Aim of the exercise: Within the records, find every line that includes the word "price" and copy it.

[Start of section]

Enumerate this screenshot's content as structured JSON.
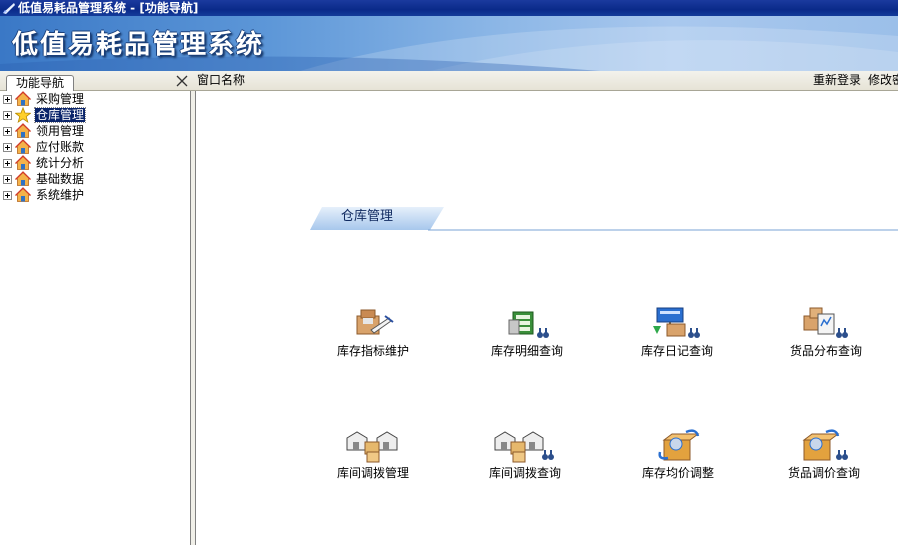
{
  "window": {
    "title": "低值易耗品管理系统 - [功能导航]"
  },
  "banner": {
    "title": "低值易耗品管理系统"
  },
  "nav": {
    "tab_label": "功能导航",
    "items": [
      {
        "label": "采购管理",
        "icon": "house-icon"
      },
      {
        "label": "仓库管理",
        "icon": "star-icon",
        "selected": true
      },
      {
        "label": "领用管理",
        "icon": "house-icon"
      },
      {
        "label": "应付账款",
        "icon": "house-icon"
      },
      {
        "label": "统计分析",
        "icon": "house-icon"
      },
      {
        "label": "基础数据",
        "icon": "house-icon"
      },
      {
        "label": "系统维护",
        "icon": "house-icon"
      }
    ]
  },
  "header": {
    "window_name": "窗口名称",
    "relogin": "重新登录",
    "change_password": "修改密码"
  },
  "section": {
    "title": "仓库管理"
  },
  "tiles": [
    {
      "label": "库存指标维护",
      "icon": "inventory-edit-icon"
    },
    {
      "label": "库存明细查询",
      "icon": "inventory-detail-search-icon"
    },
    {
      "label": "库存日记查询",
      "icon": "inventory-journal-search-icon"
    },
    {
      "label": "货品分布查询",
      "icon": "goods-distribution-search-icon"
    },
    {
      "label": "库间调拨管理",
      "icon": "warehouse-transfer-icon"
    },
    {
      "label": "库间调拨查询",
      "icon": "warehouse-transfer-search-icon"
    },
    {
      "label": "库存均价调整",
      "icon": "average-price-adjust-icon"
    },
    {
      "label": "货品调价查询",
      "icon": "price-adjust-search-icon"
    }
  ],
  "colors": {
    "titlebar": "#0a2a8a",
    "banner": "#5d97d8",
    "selection": "#0a246a"
  }
}
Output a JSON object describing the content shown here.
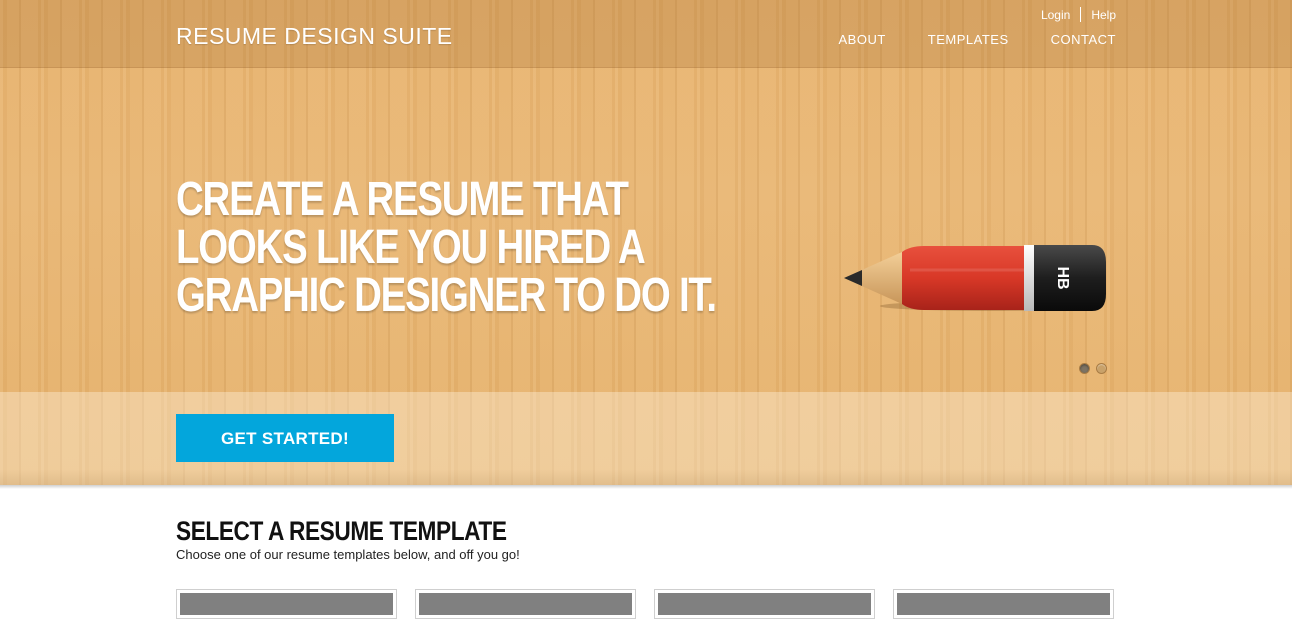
{
  "header": {
    "brand": "RESUME DESIGN SUITE",
    "util_links": [
      "Login",
      "Help"
    ],
    "nav": [
      "ABOUT",
      "TEMPLATES",
      "CONTACT"
    ]
  },
  "hero": {
    "headline_lines": [
      "CREATE A RESUME THAT",
      "LOOKS LIKE YOU HIRED A",
      "GRAPHIC DESIGNER TO DO IT."
    ],
    "pencil_label": "HB",
    "slider": {
      "count": 2,
      "active_index": 0
    },
    "cta_label": "GET STARTED!"
  },
  "templates_section": {
    "title": "SELECT A RESUME TEMPLATE",
    "subtitle": "Choose one of our resume templates below, and off you go!",
    "card_count": 4
  },
  "colors": {
    "cta": "#03a6dc",
    "wood": "#e8b46f",
    "pencil_body": "#d93a2b",
    "pencil_cap": "#222222"
  }
}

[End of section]

Answer to this task:
      "icon": "average-price-adjust-icon"
      "icon": "price-adjust-search-icon"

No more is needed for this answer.